I remember the day they came for us. I was eight years old, but I knew the importance. The air lay heavy with relief; a feeling I have never fully experienced again and doubt ever will. The sun was dying, we were dying, and angels came from above to save us.

I remember standing on the levi-pad with Mum, and my big sister, Fern, and the tingly, static feeling that spread over my skin as they boarded us. Some kids were crying; the huge hexagonal ship covering the sky for miles was intimidating, but no more so than looking up at the dying ember that was our sun. We left with the clothes on our backs, and thankfully, an angel let me take Lenny Bear, the stuffed bear Dad gave me before he died.

The angels, or aliens as the other humans called them, could have been mistaken for albino humans with their pale skin and white hair, but there was one distinct difference: their eyes. Mum thought they were freaky, but I found the gold sheen of their irises entrancing, beautiful even.

The living conditions were cramped. There was a crew of seventy angels on our ship, and approximately one thousand humans. In total, sixteen ships came to rescue us. That meant that only sixteen thousand humans had survived the death of Earth. The angels bunked us up with three other families. Mum, Fern, and I shared one bed, and their was barely enough food to go around, but we never once complained; we we’re too grateful.

The trip took the best part of four weeks. Mum said that an angel told her that we had to bypass four galaxies before we finally made it back to their home planet; the planet they called Haydra. Haydra was beautiful; an unspoilt Earth with a healthy sun that I could have only ever dreamt of.


I celebrated my eighteenth birthday and buried Fern on the same day. We fight on the side of the Haydran’s; the people who took us in when we we’re dying, who shared their planet with us, and who should have left us on Earth to die with our sun. Fern was killed by the human who started the mutiny, Vale.
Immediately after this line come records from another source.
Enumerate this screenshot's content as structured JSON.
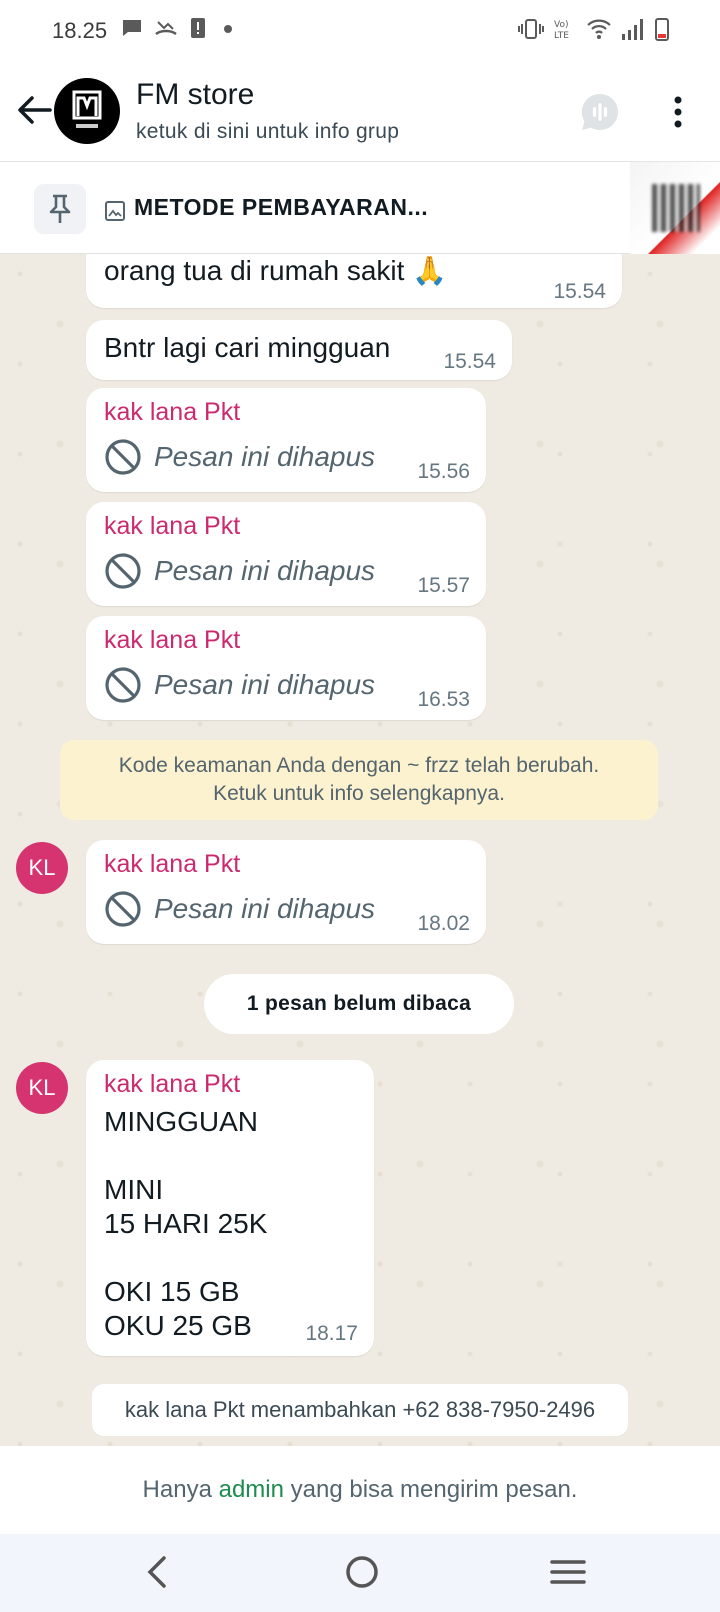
{
  "status_bar": {
    "time": "18.25"
  },
  "header": {
    "title": "FM store",
    "subtitle": "ketuk di sini untuk info grup"
  },
  "pinned": {
    "text": "METODE PEMBAYARAN..."
  },
  "messages": [
    {
      "text": "orang tua di rumah sakit 🙏",
      "time": "15.54"
    },
    {
      "text": "Bntr lagi cari mingguan",
      "time": "15.54"
    },
    {
      "sender": "kak lana Pkt",
      "deleted_text": "Pesan ini dihapus",
      "time": "15.56"
    },
    {
      "sender": "kak lana Pkt",
      "deleted_text": "Pesan ini dihapus",
      "time": "15.57"
    },
    {
      "sender": "kak lana Pkt",
      "deleted_text": "Pesan ini dihapus",
      "time": "16.53"
    },
    {
      "sender": "kak lana Pkt",
      "deleted_text": "Pesan ini dihapus",
      "time": "18.02",
      "avatar": "KL"
    },
    {
      "sender": "kak lana Pkt",
      "avatar": "KL",
      "time": "18.17",
      "lines": [
        "MINGGUAN",
        "MINI",
        "15 HARI 25K",
        "OKI 15 GB",
        "OKU 25 GB"
      ]
    }
  ],
  "security_notice": {
    "line1": "Kode keamanan Anda dengan ~ frzz telah berubah.",
    "line2": "Ketuk untuk info selengkapnya."
  },
  "unread_label": "1 pesan belum dibaca",
  "system_add": "kak lana Pkt menambahkan +62 838-7950-2496",
  "footer": {
    "before": "Hanya ",
    "link": "admin",
    "after": " yang bisa mengirim pesan."
  },
  "colors": {
    "sender": "#cc2a6e",
    "avatar_kl": "#d63471",
    "admin_link": "#1e8b4f",
    "chat_bg": "#efeae2",
    "notice_bg": "#fcf2cf"
  }
}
Vale saw the Haydran’s kindness as their weakness, and threw the salvation they gave us back in their faces.

I will protect my angels until my last breath, even if I have to kill every God forsaken, ungrateful human to do so.

All excerpts are the works of K.J.Chapman
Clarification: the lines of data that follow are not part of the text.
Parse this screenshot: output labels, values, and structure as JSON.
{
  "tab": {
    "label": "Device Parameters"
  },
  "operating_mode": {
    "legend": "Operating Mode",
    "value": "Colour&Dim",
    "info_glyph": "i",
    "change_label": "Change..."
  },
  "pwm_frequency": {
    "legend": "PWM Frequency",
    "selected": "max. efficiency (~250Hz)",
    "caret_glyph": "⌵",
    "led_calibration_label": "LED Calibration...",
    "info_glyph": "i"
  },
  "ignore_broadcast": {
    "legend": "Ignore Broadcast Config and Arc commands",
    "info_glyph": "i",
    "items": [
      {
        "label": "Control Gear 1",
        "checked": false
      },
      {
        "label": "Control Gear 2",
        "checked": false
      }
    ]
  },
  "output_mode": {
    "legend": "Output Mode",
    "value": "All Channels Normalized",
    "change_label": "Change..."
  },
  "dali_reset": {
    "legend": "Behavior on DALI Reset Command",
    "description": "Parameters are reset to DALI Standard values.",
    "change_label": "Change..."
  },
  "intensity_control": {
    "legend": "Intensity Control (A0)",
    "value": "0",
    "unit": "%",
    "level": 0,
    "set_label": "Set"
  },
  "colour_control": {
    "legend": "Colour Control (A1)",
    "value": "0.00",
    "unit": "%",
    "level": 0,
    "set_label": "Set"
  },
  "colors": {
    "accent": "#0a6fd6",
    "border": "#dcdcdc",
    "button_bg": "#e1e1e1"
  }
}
Writing and Me

777 Challenge: A Little Weekend Fun

The 777 Challenge is a bit of fun to support and promote our fellow bloggers and showcase a snippet of our work in progress.

The rules of this challenge are to go to the seventh line on the seventh page of your work in progress, and share the next seven sentences. Then, tag seven of your favourite author blogs (I’m most definitely classing poets in this).

I was tagged by the lovely J.A. Allen over at Scribbles on Cocktail Napkins. Please check out and follow her blog for wonderful writing tips, musings, and advice. I’ve not yet read a blog post that hasn’t guided, helped or inspired me on my writing journey. I’m happy to have J.A. Allen as a member of my blog family!

Here is my 777 excerpt:

Adam laces his fingers in my hair and fans it out, so the sunlight filters through, streaking his face in strips of shadow and amber light. “You’re beautiful,” he says, barely louder than a whisper. “I love you. I love you. I love you.”

I lean in closer to reply, but the door to the stairs bursts open and Yana rushes out.

“You two might want to see this,” she says, her Swedish accent stronger due to anxiety. Her slender hands are clenched to disguise their shaking. “The British government has just broadcast.”

I could tag seven bloggers, but I have decided to limit myself to four bloggers from my blogging family/ community with whom I have great communication, and whose opinions I greatly value. If you do not wish to participate I won’t be offended 😉

Each one of these bloggers are fantastic editions to any blogging family/ community with informative, creative, and just downright brilliant blogs! Head over and check them out… you won’t be disappointed. I do enjoy spreading the blog love.